Antiseptic, germicide, bactéricide and disinfectant all denote an agent that interferes with the growth and activity of microorganisms.
An antiseptic is an agent that prevents or arrests the growth and activity of microorganisms, especially disease germs, without necessarily killing them. The word is used especially of substances mild enough to be used on living tissue.
Germicide is used of an agent that kills microorganisms and especially disease germs.
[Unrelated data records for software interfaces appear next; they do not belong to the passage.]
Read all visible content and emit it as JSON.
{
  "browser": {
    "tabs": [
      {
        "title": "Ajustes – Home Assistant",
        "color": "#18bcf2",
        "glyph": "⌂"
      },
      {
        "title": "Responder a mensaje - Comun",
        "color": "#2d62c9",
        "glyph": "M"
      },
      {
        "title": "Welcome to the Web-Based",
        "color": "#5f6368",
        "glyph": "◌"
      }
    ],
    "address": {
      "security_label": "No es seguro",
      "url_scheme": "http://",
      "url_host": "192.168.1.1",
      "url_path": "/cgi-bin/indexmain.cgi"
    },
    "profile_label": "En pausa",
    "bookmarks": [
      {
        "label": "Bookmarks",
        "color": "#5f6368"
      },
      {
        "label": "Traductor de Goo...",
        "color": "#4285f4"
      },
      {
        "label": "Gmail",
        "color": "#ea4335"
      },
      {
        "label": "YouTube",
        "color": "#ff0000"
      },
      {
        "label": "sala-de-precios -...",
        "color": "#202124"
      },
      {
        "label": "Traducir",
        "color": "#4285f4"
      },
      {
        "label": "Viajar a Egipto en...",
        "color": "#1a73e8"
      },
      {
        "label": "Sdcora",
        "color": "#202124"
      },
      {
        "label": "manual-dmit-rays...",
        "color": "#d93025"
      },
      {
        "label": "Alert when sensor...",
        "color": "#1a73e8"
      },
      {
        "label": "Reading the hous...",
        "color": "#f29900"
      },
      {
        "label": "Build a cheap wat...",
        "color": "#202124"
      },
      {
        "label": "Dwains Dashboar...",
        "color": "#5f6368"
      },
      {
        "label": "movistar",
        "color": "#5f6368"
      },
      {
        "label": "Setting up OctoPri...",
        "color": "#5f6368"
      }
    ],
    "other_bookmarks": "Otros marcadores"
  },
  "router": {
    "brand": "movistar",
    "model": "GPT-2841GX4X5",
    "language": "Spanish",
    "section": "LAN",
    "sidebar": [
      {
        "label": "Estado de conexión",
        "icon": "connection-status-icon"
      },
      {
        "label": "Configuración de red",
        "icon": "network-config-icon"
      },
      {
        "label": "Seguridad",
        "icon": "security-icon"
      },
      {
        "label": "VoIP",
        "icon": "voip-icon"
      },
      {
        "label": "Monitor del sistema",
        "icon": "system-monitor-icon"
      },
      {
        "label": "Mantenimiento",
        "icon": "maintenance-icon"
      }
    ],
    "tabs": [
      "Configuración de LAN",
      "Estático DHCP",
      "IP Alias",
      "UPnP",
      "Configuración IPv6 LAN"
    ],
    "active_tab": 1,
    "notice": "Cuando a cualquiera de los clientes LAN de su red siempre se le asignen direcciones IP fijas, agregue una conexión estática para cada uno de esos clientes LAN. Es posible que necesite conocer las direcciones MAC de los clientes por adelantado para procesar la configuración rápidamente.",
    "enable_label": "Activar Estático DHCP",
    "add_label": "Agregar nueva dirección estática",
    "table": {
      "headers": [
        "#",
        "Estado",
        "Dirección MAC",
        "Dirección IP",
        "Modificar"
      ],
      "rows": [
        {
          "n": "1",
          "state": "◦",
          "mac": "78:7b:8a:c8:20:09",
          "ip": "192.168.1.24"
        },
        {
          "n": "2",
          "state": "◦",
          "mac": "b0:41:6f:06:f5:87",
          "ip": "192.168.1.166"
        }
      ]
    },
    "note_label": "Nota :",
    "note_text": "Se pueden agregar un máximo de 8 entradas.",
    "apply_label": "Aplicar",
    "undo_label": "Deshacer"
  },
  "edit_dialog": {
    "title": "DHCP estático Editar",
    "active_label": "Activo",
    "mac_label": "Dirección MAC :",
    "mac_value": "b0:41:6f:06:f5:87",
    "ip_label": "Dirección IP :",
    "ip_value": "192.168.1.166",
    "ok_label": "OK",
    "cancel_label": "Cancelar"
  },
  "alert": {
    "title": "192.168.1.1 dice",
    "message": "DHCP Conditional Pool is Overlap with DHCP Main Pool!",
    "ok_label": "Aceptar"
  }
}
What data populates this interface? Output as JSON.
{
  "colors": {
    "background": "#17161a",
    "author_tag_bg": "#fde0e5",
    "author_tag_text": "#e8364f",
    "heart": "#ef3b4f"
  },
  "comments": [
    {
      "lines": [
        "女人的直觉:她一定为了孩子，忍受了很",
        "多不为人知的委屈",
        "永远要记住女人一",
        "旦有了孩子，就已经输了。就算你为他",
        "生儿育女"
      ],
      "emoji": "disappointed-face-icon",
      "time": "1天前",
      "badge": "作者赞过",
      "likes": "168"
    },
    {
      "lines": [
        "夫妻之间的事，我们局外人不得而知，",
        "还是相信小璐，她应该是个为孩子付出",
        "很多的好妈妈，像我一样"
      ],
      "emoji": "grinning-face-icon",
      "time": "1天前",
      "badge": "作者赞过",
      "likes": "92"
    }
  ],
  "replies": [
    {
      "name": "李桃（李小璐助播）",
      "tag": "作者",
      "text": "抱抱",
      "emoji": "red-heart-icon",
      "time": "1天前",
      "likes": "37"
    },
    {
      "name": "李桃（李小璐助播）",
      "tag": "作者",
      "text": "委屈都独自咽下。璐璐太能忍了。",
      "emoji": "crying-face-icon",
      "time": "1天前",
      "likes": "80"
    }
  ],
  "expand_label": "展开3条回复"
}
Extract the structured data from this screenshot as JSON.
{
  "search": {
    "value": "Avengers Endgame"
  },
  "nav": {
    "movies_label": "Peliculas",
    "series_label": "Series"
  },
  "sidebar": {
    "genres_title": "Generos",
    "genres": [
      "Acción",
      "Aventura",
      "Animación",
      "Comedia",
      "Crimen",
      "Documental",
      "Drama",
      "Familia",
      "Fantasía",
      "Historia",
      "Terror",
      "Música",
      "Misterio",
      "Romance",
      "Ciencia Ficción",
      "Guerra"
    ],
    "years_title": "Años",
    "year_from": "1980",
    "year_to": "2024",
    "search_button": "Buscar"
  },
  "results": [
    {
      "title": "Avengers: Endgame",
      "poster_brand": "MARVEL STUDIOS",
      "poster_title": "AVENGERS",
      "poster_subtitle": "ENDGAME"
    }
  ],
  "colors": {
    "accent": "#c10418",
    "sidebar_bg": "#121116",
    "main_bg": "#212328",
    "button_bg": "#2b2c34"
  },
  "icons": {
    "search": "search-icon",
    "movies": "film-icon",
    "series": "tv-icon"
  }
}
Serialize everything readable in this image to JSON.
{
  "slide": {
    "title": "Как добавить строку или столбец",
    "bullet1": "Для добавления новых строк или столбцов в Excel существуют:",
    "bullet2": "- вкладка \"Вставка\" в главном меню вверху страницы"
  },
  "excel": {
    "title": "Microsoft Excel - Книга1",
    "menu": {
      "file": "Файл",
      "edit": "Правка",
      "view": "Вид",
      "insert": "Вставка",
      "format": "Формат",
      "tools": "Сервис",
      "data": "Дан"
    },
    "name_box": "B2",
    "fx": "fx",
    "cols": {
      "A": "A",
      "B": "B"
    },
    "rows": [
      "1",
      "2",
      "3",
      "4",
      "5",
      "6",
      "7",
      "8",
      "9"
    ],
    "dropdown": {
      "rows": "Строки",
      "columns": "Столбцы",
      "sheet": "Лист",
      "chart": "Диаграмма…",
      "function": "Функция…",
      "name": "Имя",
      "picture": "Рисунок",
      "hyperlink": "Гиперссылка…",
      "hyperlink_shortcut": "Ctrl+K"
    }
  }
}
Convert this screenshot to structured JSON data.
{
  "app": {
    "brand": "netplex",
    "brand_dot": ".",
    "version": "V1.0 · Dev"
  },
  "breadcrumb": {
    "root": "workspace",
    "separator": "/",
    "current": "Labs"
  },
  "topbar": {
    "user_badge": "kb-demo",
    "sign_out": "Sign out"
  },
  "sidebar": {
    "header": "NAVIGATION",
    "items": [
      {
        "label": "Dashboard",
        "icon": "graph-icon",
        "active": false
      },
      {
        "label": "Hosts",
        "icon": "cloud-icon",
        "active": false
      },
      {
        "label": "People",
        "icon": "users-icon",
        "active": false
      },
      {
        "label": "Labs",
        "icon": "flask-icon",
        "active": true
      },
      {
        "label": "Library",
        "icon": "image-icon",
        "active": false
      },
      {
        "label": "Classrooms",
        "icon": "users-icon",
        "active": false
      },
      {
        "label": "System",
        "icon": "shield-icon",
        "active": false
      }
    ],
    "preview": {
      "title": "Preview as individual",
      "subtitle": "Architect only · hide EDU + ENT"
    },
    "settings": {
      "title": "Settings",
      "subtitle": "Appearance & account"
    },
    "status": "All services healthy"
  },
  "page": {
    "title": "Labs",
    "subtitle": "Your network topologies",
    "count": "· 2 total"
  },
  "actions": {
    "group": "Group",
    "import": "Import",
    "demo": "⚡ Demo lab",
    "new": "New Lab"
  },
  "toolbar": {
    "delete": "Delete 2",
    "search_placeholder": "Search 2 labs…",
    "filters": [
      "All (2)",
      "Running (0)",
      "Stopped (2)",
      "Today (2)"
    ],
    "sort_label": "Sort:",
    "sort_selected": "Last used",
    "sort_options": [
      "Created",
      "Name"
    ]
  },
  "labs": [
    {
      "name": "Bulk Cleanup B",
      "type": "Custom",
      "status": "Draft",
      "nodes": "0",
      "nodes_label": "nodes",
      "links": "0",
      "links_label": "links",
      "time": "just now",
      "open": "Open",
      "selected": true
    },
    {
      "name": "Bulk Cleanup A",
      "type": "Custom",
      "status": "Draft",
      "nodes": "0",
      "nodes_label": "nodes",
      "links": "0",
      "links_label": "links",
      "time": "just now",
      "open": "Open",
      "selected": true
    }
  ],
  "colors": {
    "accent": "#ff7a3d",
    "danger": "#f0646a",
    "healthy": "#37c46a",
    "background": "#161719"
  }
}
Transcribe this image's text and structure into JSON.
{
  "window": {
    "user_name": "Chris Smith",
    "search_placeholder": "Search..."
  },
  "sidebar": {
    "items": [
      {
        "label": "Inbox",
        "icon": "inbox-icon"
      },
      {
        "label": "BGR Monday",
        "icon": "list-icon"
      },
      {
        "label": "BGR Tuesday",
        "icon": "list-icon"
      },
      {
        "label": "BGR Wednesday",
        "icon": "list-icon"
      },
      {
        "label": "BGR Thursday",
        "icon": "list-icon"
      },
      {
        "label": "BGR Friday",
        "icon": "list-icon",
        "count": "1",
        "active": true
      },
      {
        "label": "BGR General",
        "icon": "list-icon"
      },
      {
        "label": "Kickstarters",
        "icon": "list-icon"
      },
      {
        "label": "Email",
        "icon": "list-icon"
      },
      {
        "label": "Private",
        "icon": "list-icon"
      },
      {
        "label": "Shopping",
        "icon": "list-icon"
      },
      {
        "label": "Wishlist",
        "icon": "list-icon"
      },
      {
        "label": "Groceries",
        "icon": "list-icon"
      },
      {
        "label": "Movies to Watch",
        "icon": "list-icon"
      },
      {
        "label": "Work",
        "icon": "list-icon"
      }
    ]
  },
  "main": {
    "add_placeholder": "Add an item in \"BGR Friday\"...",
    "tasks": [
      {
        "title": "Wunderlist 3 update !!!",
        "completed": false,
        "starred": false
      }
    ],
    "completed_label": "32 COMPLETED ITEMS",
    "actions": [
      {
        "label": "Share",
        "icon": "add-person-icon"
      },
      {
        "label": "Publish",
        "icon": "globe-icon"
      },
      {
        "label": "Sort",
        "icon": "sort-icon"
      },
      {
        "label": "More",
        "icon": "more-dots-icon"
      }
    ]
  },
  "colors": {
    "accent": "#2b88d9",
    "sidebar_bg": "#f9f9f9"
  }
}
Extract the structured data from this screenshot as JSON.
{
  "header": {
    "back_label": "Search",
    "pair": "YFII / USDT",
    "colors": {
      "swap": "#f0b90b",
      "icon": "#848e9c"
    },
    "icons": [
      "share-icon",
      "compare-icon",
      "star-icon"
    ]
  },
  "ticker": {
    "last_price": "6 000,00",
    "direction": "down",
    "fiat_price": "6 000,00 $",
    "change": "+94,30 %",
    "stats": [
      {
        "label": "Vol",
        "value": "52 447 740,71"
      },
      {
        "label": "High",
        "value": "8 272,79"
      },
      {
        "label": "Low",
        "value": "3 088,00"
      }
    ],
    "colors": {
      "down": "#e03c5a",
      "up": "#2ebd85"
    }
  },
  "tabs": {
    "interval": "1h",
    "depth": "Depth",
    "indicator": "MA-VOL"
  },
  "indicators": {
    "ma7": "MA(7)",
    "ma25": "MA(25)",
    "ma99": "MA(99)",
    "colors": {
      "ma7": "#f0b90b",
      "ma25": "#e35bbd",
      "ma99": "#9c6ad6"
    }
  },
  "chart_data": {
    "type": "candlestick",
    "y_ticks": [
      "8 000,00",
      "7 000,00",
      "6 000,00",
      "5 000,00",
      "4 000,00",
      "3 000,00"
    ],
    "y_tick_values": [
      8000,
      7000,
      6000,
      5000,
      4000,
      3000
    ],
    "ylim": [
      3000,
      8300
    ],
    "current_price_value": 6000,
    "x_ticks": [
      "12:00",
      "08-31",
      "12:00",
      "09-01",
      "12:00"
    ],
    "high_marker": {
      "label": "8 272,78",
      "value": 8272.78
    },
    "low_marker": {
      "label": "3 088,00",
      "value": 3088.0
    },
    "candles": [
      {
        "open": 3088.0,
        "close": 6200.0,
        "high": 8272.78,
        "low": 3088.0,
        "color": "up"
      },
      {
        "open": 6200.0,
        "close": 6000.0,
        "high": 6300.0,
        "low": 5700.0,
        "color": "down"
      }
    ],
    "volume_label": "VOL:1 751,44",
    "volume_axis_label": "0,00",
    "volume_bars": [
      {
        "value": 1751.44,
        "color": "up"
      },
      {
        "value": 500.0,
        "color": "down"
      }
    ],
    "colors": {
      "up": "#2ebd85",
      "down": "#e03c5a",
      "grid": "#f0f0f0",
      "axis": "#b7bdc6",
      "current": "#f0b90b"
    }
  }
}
It is commonly applied to strong chemicals which cannot safely be used on living tissues.
A bactéricide is a germicide that destroys all kinds of bacteria (but does not necessarily kill bacterial spores).
A disinfectant is an agent that frees from infection and especially a chemical germicide used to kill disease germs and other harmful microorganisms in sources of infection (as drains, sickrooms, clothing, bedding, laboratories, and stables).
Disinfectant may be used of substances (as chloride of lime) which destroy disagreeable odors by interfering with the activity of the bacteria causing putrefaction.
The same distinctions hold for the corresponding adjectives antiseptic, germicidal, bactericidal, disinfectant.